Exercise directions
Gather every line in the records below that contains the word "label".

Available records
□ □ □ □ □ □ □
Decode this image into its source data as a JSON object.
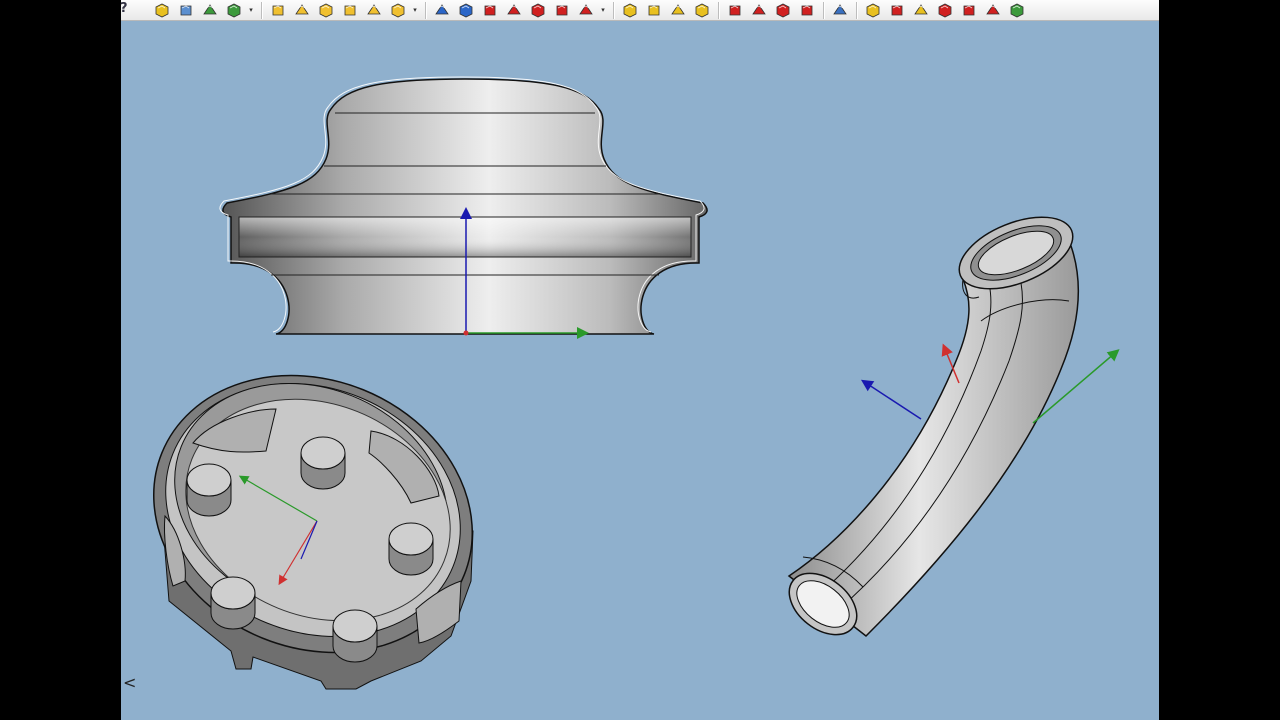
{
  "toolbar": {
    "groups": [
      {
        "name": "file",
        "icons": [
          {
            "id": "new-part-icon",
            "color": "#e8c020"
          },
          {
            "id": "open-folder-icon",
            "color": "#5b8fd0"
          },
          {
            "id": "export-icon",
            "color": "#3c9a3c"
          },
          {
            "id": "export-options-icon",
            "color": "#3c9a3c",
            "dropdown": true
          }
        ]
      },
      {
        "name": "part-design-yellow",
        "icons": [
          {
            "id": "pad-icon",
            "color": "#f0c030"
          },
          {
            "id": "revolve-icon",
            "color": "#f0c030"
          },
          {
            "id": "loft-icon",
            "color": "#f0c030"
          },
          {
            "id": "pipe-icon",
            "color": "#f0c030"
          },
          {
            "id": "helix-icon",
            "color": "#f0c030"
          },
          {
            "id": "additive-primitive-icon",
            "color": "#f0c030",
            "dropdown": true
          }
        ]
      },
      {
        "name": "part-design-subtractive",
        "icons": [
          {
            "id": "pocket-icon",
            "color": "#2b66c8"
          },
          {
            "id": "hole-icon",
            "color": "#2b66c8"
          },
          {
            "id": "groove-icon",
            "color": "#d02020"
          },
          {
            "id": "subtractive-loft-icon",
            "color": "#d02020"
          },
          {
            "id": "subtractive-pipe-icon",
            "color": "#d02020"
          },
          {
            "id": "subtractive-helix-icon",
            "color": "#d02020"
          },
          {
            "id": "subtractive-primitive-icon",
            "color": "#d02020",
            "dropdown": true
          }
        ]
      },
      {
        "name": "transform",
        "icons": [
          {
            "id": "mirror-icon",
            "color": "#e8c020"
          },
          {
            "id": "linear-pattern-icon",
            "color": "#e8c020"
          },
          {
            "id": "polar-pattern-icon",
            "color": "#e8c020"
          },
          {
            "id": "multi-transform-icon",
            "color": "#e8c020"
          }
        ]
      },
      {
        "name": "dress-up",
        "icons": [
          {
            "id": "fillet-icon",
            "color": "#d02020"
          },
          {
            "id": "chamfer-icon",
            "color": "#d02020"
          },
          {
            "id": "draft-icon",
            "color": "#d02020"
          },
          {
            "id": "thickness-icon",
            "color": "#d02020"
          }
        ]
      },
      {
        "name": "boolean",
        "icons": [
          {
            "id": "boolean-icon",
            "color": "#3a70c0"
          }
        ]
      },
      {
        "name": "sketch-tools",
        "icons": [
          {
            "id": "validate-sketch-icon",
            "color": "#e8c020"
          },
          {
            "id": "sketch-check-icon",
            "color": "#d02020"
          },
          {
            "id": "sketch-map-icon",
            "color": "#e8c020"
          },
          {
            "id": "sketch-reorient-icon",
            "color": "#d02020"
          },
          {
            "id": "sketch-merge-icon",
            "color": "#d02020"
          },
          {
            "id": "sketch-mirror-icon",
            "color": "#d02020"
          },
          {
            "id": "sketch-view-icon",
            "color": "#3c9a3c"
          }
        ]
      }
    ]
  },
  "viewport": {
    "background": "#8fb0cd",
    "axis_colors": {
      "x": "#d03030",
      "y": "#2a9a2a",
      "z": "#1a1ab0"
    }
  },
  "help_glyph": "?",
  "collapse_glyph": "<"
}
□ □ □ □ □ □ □
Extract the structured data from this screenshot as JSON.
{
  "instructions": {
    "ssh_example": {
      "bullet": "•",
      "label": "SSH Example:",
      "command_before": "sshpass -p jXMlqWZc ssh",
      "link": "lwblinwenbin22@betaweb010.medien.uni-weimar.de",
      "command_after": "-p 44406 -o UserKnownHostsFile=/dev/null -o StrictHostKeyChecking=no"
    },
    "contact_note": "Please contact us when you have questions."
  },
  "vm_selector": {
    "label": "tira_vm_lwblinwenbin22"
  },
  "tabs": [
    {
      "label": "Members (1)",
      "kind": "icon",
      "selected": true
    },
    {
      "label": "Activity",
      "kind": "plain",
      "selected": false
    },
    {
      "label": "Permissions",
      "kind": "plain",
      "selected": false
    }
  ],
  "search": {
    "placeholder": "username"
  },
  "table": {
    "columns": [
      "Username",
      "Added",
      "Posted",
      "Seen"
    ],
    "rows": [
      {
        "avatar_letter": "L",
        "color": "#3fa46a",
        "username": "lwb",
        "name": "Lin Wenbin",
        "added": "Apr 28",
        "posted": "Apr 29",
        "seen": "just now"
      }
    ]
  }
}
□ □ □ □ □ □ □
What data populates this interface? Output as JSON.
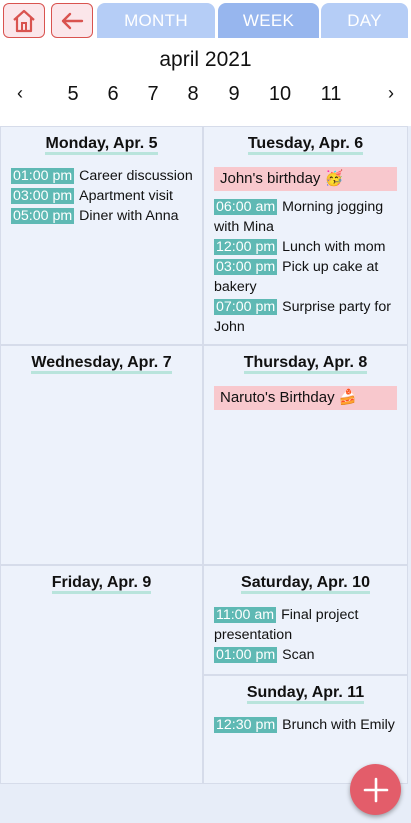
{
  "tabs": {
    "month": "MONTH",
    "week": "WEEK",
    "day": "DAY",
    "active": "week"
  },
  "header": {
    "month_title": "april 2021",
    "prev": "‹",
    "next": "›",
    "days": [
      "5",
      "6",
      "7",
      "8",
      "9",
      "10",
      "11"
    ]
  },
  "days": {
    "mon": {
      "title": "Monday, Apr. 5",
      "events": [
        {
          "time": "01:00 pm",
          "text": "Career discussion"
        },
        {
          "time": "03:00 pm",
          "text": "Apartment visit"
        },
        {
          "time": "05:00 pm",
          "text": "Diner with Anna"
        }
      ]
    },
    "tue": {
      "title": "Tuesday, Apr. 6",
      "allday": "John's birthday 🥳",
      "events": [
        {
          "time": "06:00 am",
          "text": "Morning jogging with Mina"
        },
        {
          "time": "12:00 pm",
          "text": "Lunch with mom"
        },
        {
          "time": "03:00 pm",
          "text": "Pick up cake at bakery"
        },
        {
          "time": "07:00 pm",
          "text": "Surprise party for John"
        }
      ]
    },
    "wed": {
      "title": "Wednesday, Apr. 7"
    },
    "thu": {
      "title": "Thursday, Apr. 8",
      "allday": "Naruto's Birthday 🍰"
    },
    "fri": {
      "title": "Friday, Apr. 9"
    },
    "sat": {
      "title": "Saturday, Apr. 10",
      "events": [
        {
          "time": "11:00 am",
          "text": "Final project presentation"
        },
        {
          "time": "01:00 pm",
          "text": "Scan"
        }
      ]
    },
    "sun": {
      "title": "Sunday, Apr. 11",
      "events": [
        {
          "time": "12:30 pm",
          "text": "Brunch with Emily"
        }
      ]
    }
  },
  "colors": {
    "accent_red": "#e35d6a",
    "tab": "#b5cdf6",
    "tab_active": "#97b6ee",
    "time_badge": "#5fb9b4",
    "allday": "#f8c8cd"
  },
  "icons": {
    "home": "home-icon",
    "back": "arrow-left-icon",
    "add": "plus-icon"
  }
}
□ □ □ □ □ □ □
Result below
      "label": "SSH Example:",
    "label": "tira_vm_lwblinwenbin22"
      "label": "Members (1)",
      "label": "Activity",
      "label": "Permissions",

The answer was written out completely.